Work to be completed
Lines below that include "digit" are the answer; copy each one.

START Data provided

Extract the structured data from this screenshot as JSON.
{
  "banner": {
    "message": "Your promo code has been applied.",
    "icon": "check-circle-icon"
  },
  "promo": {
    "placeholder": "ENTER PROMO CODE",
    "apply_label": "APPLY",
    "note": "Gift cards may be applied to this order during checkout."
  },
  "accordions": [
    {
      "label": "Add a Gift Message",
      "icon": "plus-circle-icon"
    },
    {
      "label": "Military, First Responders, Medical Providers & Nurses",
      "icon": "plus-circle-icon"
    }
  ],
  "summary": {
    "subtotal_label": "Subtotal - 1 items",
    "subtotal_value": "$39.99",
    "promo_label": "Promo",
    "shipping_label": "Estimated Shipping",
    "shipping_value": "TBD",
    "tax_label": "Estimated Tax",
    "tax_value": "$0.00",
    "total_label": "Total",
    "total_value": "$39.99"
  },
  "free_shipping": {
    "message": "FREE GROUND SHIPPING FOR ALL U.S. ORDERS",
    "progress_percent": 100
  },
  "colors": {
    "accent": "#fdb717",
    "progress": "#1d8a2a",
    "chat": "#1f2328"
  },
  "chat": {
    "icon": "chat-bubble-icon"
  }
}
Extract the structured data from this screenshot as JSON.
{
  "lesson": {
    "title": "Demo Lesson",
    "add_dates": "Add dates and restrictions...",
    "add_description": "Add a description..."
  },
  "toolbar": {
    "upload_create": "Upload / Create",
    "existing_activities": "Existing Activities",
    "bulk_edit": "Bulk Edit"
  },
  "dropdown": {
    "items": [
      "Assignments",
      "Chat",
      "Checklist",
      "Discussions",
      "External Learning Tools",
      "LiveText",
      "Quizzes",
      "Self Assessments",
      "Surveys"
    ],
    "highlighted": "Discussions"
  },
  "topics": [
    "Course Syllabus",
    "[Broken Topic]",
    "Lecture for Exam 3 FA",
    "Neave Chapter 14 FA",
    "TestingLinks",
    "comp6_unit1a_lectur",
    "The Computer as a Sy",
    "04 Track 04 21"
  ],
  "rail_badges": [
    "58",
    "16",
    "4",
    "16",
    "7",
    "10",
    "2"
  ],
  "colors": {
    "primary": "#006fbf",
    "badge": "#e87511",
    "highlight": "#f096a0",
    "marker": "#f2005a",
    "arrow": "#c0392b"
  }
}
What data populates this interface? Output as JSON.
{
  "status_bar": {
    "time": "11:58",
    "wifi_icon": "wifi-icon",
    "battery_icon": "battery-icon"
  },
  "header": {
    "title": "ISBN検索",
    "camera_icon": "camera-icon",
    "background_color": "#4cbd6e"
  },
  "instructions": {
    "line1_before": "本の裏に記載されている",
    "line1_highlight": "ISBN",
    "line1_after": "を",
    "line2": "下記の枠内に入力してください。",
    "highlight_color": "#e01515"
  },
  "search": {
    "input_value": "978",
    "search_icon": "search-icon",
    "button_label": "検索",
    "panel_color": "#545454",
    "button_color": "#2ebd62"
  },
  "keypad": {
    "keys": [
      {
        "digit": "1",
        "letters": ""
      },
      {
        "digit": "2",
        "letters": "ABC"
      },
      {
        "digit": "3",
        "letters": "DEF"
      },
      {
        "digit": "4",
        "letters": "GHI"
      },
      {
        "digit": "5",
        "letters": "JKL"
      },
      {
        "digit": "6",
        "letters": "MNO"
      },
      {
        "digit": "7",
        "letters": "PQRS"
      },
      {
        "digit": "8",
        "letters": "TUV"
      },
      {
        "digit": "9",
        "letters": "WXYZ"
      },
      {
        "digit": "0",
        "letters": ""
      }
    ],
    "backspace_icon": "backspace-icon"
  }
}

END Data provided

Written solution
        "digit": "1",
        "digit": "2",
        "digit": "3",
        "digit": "4",
        "digit": "5",
        "digit": "6",
        "digit": "7",
        "digit": "8",
        "digit": "9",
        "digit": "0",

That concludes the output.